The simple answer is yes. The courts can charge you with a few violations during a custody exchange or visitation. This is true under certain circumstances and only when there are other conditions present.
Here are a few things that can go wrong during a routine custody exchange or visitation.
Visitation and a no-contact order in place
There is no visitation if you have a full no-contact order in place. You will need to get the order modified to have visitation or custody.
Visitation and a high conflict situation
During a high conflict divorce, the courts usually order supervised visitation according to the State of Washington. Only the courts can change this decision.
Visitation and domestic violence
Accusations of domestic violence can and do happen during visitation or custody exchanges. Whether these accusations are true or not makes little difference. In this case, the courts may stop visitation until they determine who is at fault.
Visitation and harassment
If there is a no-contact order, you could find yourself in jail. If there is not one, the courts might decide to put one in place.
Visitation and stalking
Stalking is a serious crime. If you continually show up or have another party show up without permission or against a family plan, the courts can charge you with stalking. Whether a no-contact order is in place or not, harassing someone about or during visitation is not permitted.
During a high-conflict divorce or visitation agreement, they can charge you with a violation if a crime occurs.
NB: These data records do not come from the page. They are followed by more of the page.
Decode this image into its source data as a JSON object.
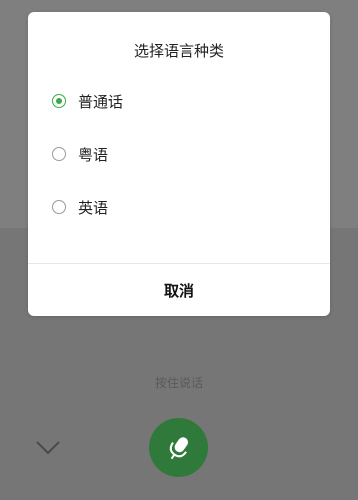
{
  "dialog": {
    "title": "选择语言种类",
    "options": [
      {
        "label": "普通话",
        "selected": true
      },
      {
        "label": "粤语",
        "selected": false
      },
      {
        "label": "英语",
        "selected": false
      }
    ],
    "cancel_label": "取消"
  },
  "voice": {
    "hint": "按住说话",
    "mic_icon": "mic-icon",
    "collapse_icon": "chevron-down-icon"
  },
  "colors": {
    "accent": "#39a94a",
    "mic_button": "#2f7a3a"
  }
}
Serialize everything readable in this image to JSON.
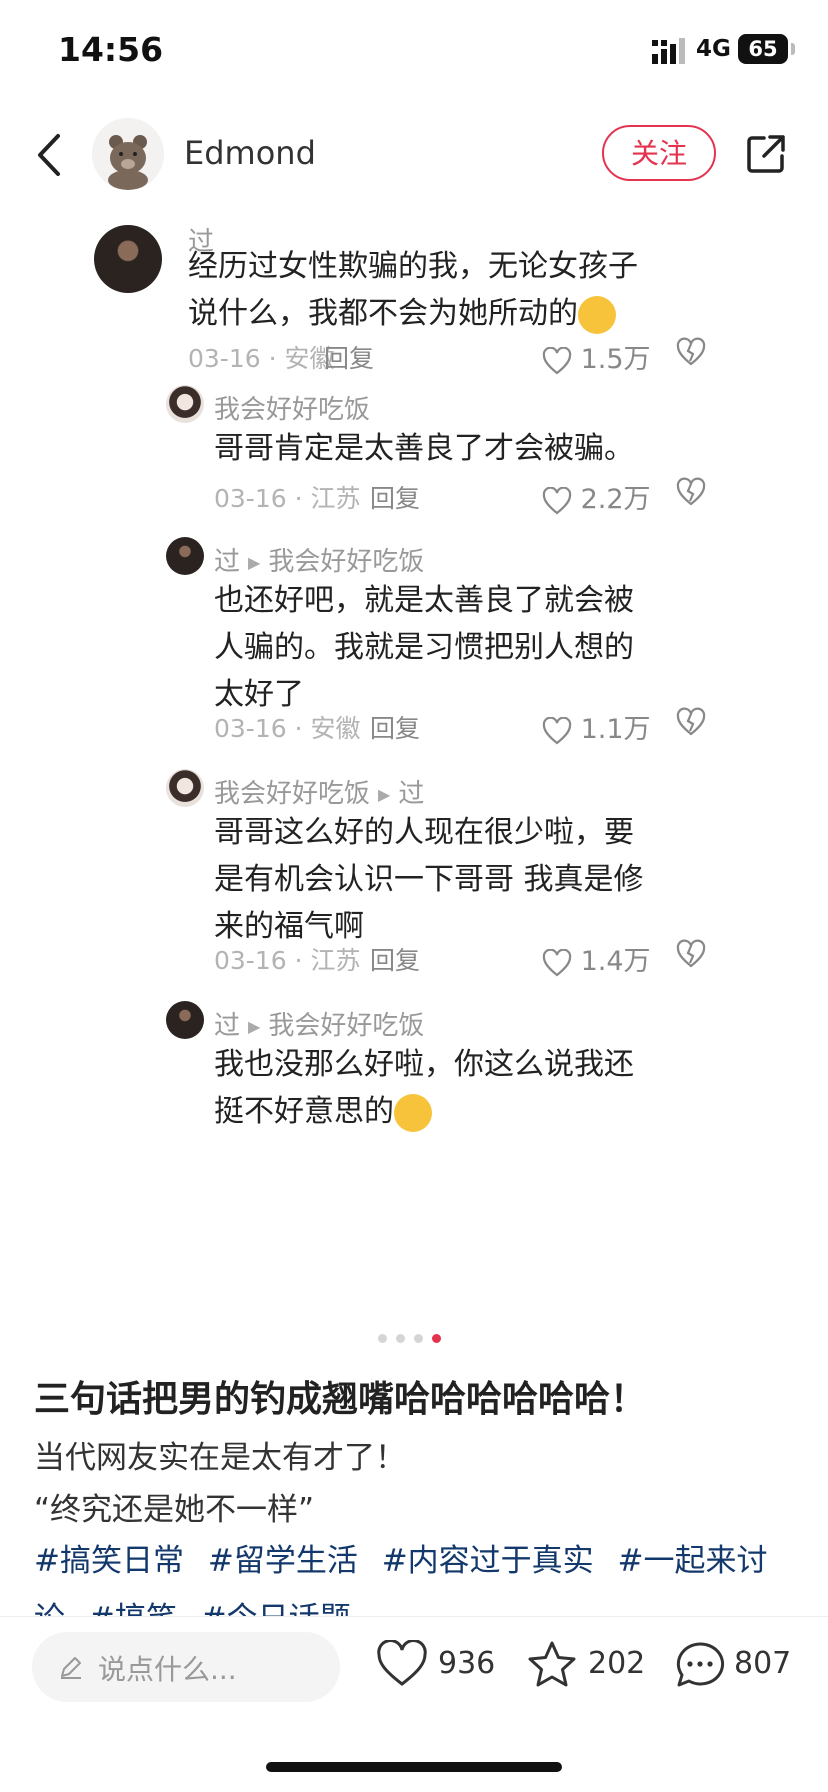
{
  "status_bar": {
    "time": "14:56",
    "network": "4G",
    "battery": "65"
  },
  "header": {
    "author": "Edmond",
    "follow_label": "关注"
  },
  "comments": [
    {
      "user": "过",
      "text": "经历过女性欺骗的我，无论女孩子说什么，我都不会为她所动的",
      "meta": "03-16 · 安徽",
      "reply": "回复",
      "likes": "1.5万"
    },
    {
      "user": "我会好好吃饭",
      "text": "哥哥肯定是太善良了才会被骗。",
      "meta": "03-16 · 江苏",
      "reply": "回复",
      "likes": "2.2万"
    },
    {
      "user": "过",
      "reply_to": "我会好好吃饭",
      "text": "也还好吧，就是太善良了就会被人骗的。我就是习惯把别人想的太好了",
      "meta": "03-16 · 安徽",
      "reply": "回复",
      "likes": "1.1万"
    },
    {
      "user": "我会好好吃饭",
      "reply_to": "过",
      "text": "哥哥这么好的人现在很少啦，要是有机会认识一下哥哥 我真是修来的福气啊",
      "meta": "03-16 · 江苏",
      "reply": "回复",
      "likes": "1.4万"
    },
    {
      "user": "过",
      "reply_to": "我会好好吃饭",
      "text": "我也没那么好啦，你这么说我还挺不好意思的"
    }
  ],
  "post": {
    "title": "三句话把男的钓成翘嘴哈哈哈哈哈哈！",
    "desc_line1": "当代网友实在是太有才了！",
    "desc_line2": "“终究还是她不一样”",
    "tags": [
      "#搞笑日常",
      "#留学生活",
      "#内容过于真实",
      "#一起来讨论",
      "#搞笑",
      "#今日话题"
    ]
  },
  "bottom_bar": {
    "comment_placeholder": "说点什么...",
    "likes": "936",
    "collects": "202",
    "comments": "807"
  },
  "colors": {
    "accent": "#e4334f",
    "tag": "#13386c"
  }
}
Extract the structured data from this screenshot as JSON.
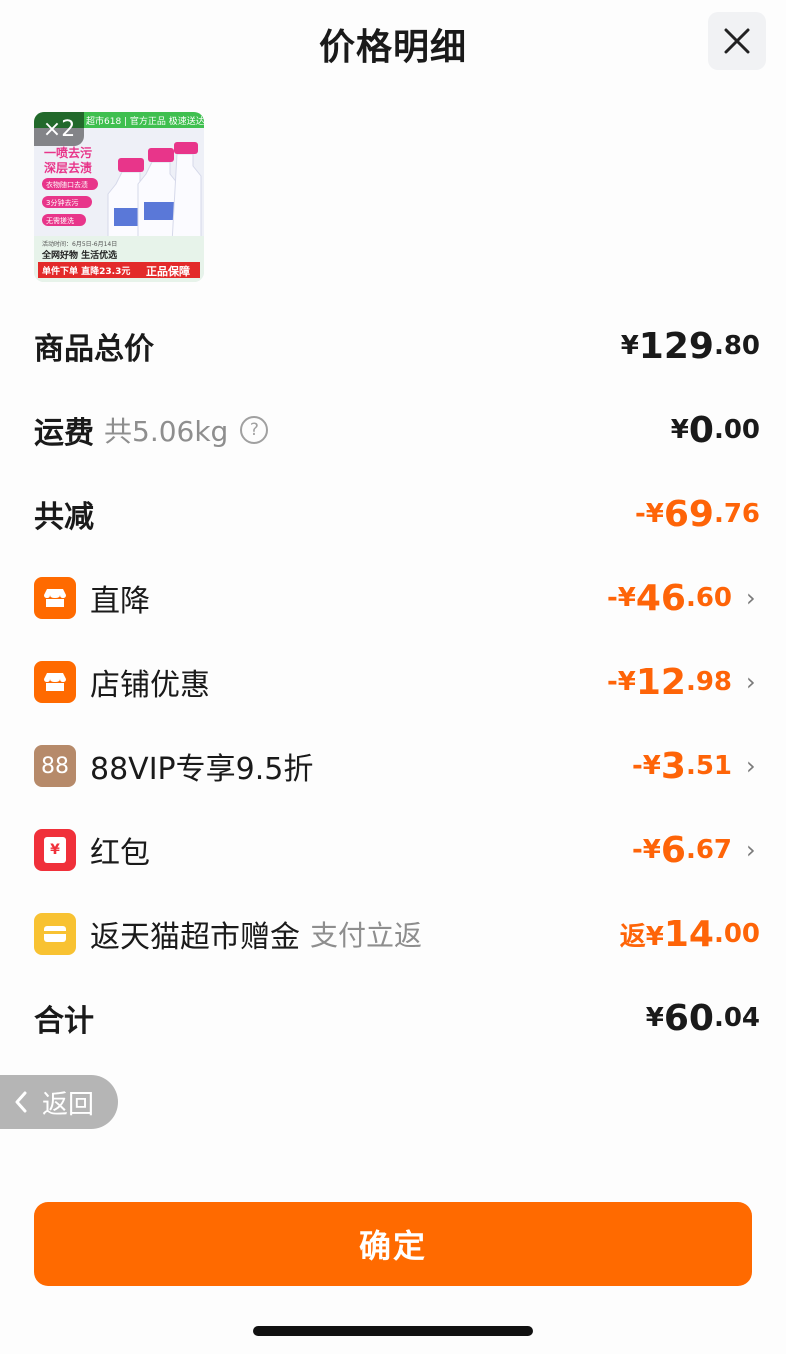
{
  "header": {
    "title": "价格明细"
  },
  "product": {
    "quantity": "×2",
    "image_texts": {
      "banner": "超市618 | 官方正品 极速送达",
      "headline1": "一喷去污",
      "headline2": "深层去渍",
      "bullet1": "衣物随口去渍",
      "bullet2": "3分钟去污",
      "bullet3": "无需搓洗",
      "promo_date": "活动时间：6月5日-6月14日",
      "slogan": "全网好物 生活优选",
      "promo": "单件下单 直降23.3元",
      "guarantee": "正品保障"
    }
  },
  "rows": {
    "total": {
      "label": "商品总价",
      "cur": "¥",
      "int": "129",
      "dec": ".80"
    },
    "shipping": {
      "label": "运费",
      "sub": "共5.06kg",
      "info": "?",
      "cur": "¥",
      "int": "0",
      "dec": ".00"
    },
    "reduction": {
      "label": "共减",
      "cur": "-¥",
      "int": "69",
      "dec": ".76"
    },
    "direct": {
      "label": "直降",
      "cur": "-¥",
      "int": "46",
      "dec": ".60",
      "chevron": "›"
    },
    "store": {
      "label": "店铺优惠",
      "cur": "-¥",
      "int": "12",
      "dec": ".98",
      "chevron": "›"
    },
    "vip": {
      "label": "88VIP专享9.5折",
      "icon_text": "88",
      "cur": "-¥",
      "int": "3",
      "dec": ".51",
      "chevron": "›"
    },
    "redpacket": {
      "label": "红包",
      "icon_text": "¥",
      "cur": "-¥",
      "int": "6",
      "dec": ".67",
      "chevron": "›"
    },
    "cashback": {
      "label": "返天猫超市赠金",
      "sub": "支付立返",
      "cur": "返¥",
      "int": "14",
      "dec": ".00"
    },
    "sum": {
      "label": "合计",
      "cur": "¥",
      "int": "60",
      "dec": ".04"
    }
  },
  "back": {
    "label": "返回"
  },
  "confirm": {
    "label": "确定"
  },
  "colors": {
    "accent": "#ff6a00",
    "orange_text": "#fe6408",
    "vip": "#b68a6a",
    "red": "#f0303a",
    "yellow": "#f8c232"
  }
}
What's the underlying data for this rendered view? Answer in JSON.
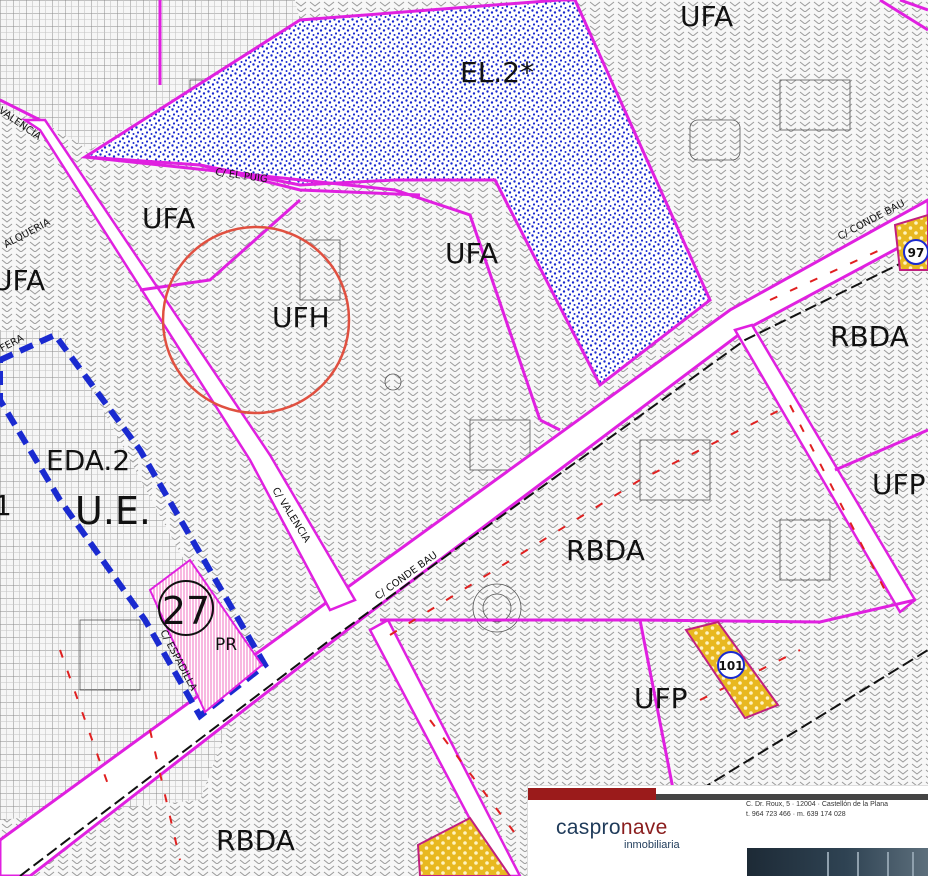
{
  "map": {
    "zones": [
      {
        "id": "el2",
        "label": "EL.2*"
      },
      {
        "id": "ufa-top-right",
        "label": "UFA"
      },
      {
        "id": "ufa-left-center",
        "label": "UFA"
      },
      {
        "id": "ufa-center",
        "label": "UFA"
      },
      {
        "id": "ufa-far-left",
        "label": "UFA"
      },
      {
        "id": "ufh",
        "label": "UFH"
      },
      {
        "id": "rbda-right",
        "label": "RBDA"
      },
      {
        "id": "rbda-center",
        "label": "RBDA"
      },
      {
        "id": "rbda-bottom",
        "label": "RBDA"
      },
      {
        "id": "ufp",
        "label": "UFP"
      },
      {
        "id": "ufp-edge",
        "label": "UFP"
      },
      {
        "id": "eda2",
        "label": "EDA.2"
      },
      {
        "id": "ue",
        "label": "U.E."
      },
      {
        "id": "edge-digit",
        "label": "1"
      },
      {
        "id": "pr",
        "label": "PR"
      }
    ],
    "unit_number": "27",
    "markers": [
      {
        "id": "marker-97",
        "label": "97"
      },
      {
        "id": "marker-101",
        "label": "101"
      }
    ],
    "streets": [
      {
        "id": "conde-bau-upper",
        "label": "C/ CONDE BAU"
      },
      {
        "id": "conde-bau-main",
        "label": "C/ CONDE BAU"
      },
      {
        "id": "valencia-lower",
        "label": "C/ VALENCIA"
      },
      {
        "id": "valencia-upper",
        "label": "VALENCIA"
      },
      {
        "id": "el-puig",
        "label": "C/ EL PUIG"
      },
      {
        "id": "espadilla",
        "label": "C/ ESPADILLA"
      },
      {
        "id": "algueria",
        "label": "ALQUERIA"
      },
      {
        "id": "small-left",
        "label": "FERA"
      }
    ],
    "colors": {
      "zone_border": "#e020e0",
      "green_space": "#1a2ad0",
      "highlight_circle": "#e05040",
      "unit_border": "#1a2ad0",
      "protected_hatch": "#f070c0",
      "marker_fill": "#e8b820",
      "marker_border": "#c02080",
      "alignment": "#e02020"
    }
  },
  "ad": {
    "brand_prefix": "caspro",
    "brand_suffix": "nave",
    "brand_sub": "inmobiliaria",
    "address_line1": "C. Dr. Roux, 5 · 12004 · Castellón de la Plana",
    "address_line2": "t. 964 723 466 · m. 639 174 028"
  }
}
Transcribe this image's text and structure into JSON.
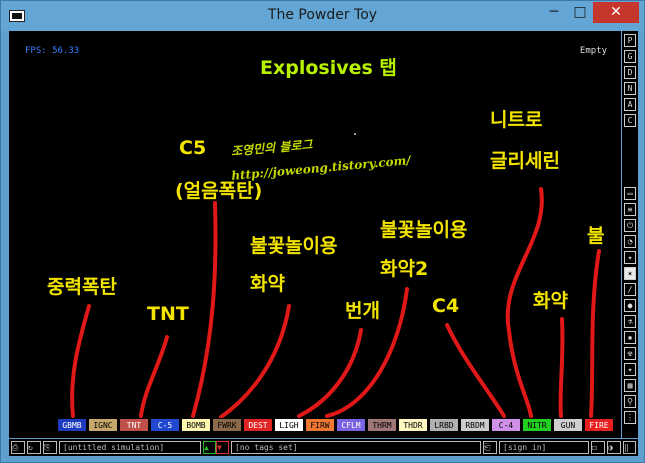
{
  "window": {
    "title": "The Powder Toy",
    "minimize": "─",
    "maximize": "□",
    "close": "✕"
  },
  "status": {
    "fps": "FPS: 56.33",
    "hover": "Empty"
  },
  "annotations": {
    "title": "Explosives 탭",
    "blog_name": "조영민의 블로그",
    "blog_url": "http://joweong.tistory.com/",
    "c5": "C5",
    "c5_sub": "(얼음폭탄)",
    "gbmb": "중력폭탄",
    "tnt": "TNT",
    "fwrk_1": "불꽃놀이용",
    "fwrk_2": "화약",
    "ligh": "번개",
    "firw_1": "불꽃놀이용",
    "firw_2": "화약2",
    "c4": "C4",
    "nitr_1": "니트로",
    "nitr_2": "글리세린",
    "gun": "화약",
    "fire": "불"
  },
  "elements": [
    {
      "label": "GBMB",
      "bg": "#1d3bbf",
      "fg": "#ffffff"
    },
    {
      "label": "IGNC",
      "bg": "#c8a86a",
      "fg": "#000000"
    },
    {
      "label": "TNT",
      "bg": "#c0504a",
      "fg": "#ffffff"
    },
    {
      "label": "C-5",
      "bg": "#2248d0",
      "fg": "#ffffff"
    },
    {
      "label": "BOMB",
      "bg": "#fff7b0",
      "fg": "#000000"
    },
    {
      "label": "FWRK",
      "bg": "#8a6a4a",
      "fg": "#000000"
    },
    {
      "label": "DEST",
      "bg": "#e02424",
      "fg": "#ffffff"
    },
    {
      "label": "LIGH",
      "bg": "#ffffff",
      "fg": "#000000"
    },
    {
      "label": "FIRW",
      "bg": "#f07830",
      "fg": "#000000"
    },
    {
      "label": "CFLM",
      "bg": "#7a62e0",
      "fg": "#ffffff"
    },
    {
      "label": "THRM",
      "bg": "#a07878",
      "fg": "#000000"
    },
    {
      "label": "THDR",
      "bg": "#fff8c0",
      "fg": "#000000"
    },
    {
      "label": "LRBD",
      "bg": "#b0b0b0",
      "fg": "#000000"
    },
    {
      "label": "RBDM",
      "bg": "#cccccc",
      "fg": "#000000"
    },
    {
      "label": "C-4",
      "bg": "#d090e8",
      "fg": "#000000"
    },
    {
      "label": "NITR",
      "bg": "#22d022",
      "fg": "#000000"
    },
    {
      "label": "GUN",
      "bg": "#cfcfcf",
      "fg": "#000000"
    },
    {
      "label": "FIRE",
      "bg": "#e82020",
      "fg": "#ffffff"
    }
  ],
  "sidebar": {
    "top_buttons": [
      "P",
      "G",
      "D",
      "N",
      "A",
      "C"
    ]
  },
  "bottom": {
    "save_name": "[untitled simulation]",
    "tags": "[no tags set]",
    "sign_in": "[sign in]"
  },
  "colors": {
    "annotation_text": "#f3e400",
    "annotation_lines": "#e01818",
    "title_text": "#b6f200",
    "fps_text": "#3a7fff"
  }
}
It is always best to be calm during visitation to avoid any legal complications.